§ Problem
Before answering, work out how many lines below contain the string "data"; the reply is that number alone.

§ Exercise materials

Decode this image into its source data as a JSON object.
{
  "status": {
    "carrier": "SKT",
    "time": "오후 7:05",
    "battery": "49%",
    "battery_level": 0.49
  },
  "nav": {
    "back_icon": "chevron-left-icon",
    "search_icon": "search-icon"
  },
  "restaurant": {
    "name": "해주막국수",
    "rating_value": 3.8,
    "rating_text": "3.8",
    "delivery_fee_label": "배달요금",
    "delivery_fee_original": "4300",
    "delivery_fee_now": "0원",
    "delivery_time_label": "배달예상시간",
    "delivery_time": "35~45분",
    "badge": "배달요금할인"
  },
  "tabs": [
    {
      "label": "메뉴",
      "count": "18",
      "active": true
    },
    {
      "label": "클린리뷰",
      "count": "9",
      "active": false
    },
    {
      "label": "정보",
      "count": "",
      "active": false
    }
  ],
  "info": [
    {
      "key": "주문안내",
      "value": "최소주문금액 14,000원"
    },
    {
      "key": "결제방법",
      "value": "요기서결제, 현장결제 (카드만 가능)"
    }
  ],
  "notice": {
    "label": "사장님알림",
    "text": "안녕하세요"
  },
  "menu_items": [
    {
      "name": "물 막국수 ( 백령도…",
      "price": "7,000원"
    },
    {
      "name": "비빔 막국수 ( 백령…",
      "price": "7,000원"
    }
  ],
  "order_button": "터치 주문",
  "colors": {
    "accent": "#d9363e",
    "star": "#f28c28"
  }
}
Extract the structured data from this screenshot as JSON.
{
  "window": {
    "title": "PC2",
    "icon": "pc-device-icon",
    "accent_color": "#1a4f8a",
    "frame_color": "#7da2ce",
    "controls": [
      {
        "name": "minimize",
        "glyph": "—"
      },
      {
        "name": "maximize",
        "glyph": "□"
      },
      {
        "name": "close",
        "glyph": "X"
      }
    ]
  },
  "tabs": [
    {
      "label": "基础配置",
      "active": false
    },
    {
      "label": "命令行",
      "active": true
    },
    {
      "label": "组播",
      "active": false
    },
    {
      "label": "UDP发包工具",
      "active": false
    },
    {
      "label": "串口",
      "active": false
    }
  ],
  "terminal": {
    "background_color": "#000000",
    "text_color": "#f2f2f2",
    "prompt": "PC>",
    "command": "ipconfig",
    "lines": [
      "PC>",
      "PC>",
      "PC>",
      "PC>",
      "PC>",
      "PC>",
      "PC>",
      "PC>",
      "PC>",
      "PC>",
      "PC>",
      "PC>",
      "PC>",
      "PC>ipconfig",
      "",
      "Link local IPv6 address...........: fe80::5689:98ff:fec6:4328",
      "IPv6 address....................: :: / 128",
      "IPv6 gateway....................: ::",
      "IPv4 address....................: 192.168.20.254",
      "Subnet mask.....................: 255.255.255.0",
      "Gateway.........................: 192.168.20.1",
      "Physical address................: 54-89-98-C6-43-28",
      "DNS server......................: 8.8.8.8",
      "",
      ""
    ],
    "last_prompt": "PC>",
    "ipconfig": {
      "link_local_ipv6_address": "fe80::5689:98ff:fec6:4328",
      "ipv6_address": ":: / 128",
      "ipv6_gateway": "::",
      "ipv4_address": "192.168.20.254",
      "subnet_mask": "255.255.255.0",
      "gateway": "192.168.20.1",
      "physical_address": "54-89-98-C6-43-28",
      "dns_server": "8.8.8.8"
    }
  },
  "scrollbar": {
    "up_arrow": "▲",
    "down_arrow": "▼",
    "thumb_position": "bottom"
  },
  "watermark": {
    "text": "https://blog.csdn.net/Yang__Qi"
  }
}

§ Task output
2